** Assignment **
The number needed is how many lines in these entries contain "crystal"; give it alone.

** Listed records **

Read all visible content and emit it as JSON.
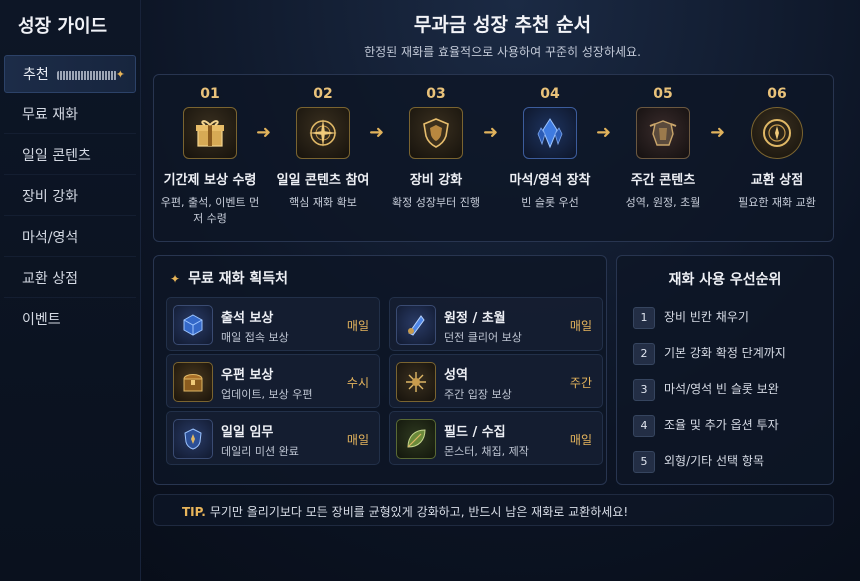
{
  "sidebar": {
    "title": "성장 가이드",
    "items": [
      {
        "label": "추천"
      },
      {
        "label": "무료 재화"
      },
      {
        "label": "일일 콘텐츠"
      },
      {
        "label": "장비 강화"
      },
      {
        "label": "마석/영석"
      },
      {
        "label": "교환 상점"
      },
      {
        "label": "이벤트"
      }
    ]
  },
  "header": {
    "title": "무과금 성장 추천 순서",
    "subtitle": "한정된 재화를 효율적으로 사용하여 꾸준히 성장하세요."
  },
  "steps": [
    {
      "num": "01",
      "name": "기간제 보상 수령",
      "desc": "우편, 출석, 이벤트 먼저 수령",
      "icon": "gift-icon"
    },
    {
      "num": "02",
      "name": "일일 콘텐츠 참여",
      "desc": "핵심 재화 확보",
      "icon": "compass-icon"
    },
    {
      "num": "03",
      "name": "장비 강화",
      "desc": "확정 성장부터 진행",
      "icon": "shield-icon"
    },
    {
      "num": "04",
      "name": "마석/영석 장착",
      "desc": "빈 슬롯 우선",
      "icon": "crystal-icon"
    },
    {
      "num": "05",
      "name": "주간 콘텐츠",
      "desc": "성역, 원정, 초월",
      "icon": "armor-icon"
    },
    {
      "num": "06",
      "name": "교환 상점",
      "desc": "필요한 재화 교환",
      "icon": "emblem-icon"
    }
  ],
  "free_sources": {
    "title": "무료 재화 획득처",
    "items": [
      {
        "title": "출석 보상",
        "desc": "매일 접속 보상",
        "freq": "매일",
        "icon": "cube-icon"
      },
      {
        "title": "원정 / 초월",
        "desc": "던전 클리어 보상",
        "freq": "매일",
        "icon": "crystal-shard-icon"
      },
      {
        "title": "우편 보상",
        "desc": "업데이트, 보상 우편",
        "freq": "수시",
        "icon": "chest-icon"
      },
      {
        "title": "성역",
        "desc": "주간 입장 보상",
        "freq": "주간",
        "icon": "sanctum-icon"
      },
      {
        "title": "일일 임무",
        "desc": "데일리 미션 완료",
        "freq": "매일",
        "icon": "badge-icon"
      },
      {
        "title": "필드 / 수집",
        "desc": "몬스터, 채집, 제작",
        "freq": "매일",
        "icon": "leaf-icon"
      }
    ]
  },
  "priority": {
    "title": "재화 사용 우선순위",
    "items": [
      {
        "n": "1",
        "label": "장비 빈칸 채우기"
      },
      {
        "n": "2",
        "label": "기본 강화 확정 단계까지"
      },
      {
        "n": "3",
        "label": "마석/영석 빈 슬롯 보완"
      },
      {
        "n": "4",
        "label": "조율 및 추가 옵션 투자"
      },
      {
        "n": "5",
        "label": "외형/기타 선택 항목"
      }
    ]
  },
  "tip": {
    "label": "TIP.",
    "text": "무기만 올리기보다 모든 장비를 균형있게 강화하고, 반드시 남은 재화로 교환하세요!"
  },
  "colors": {
    "accent": "#e7b458",
    "panel_border": "#283550",
    "background": "#0c1424"
  }
}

** Your response **
2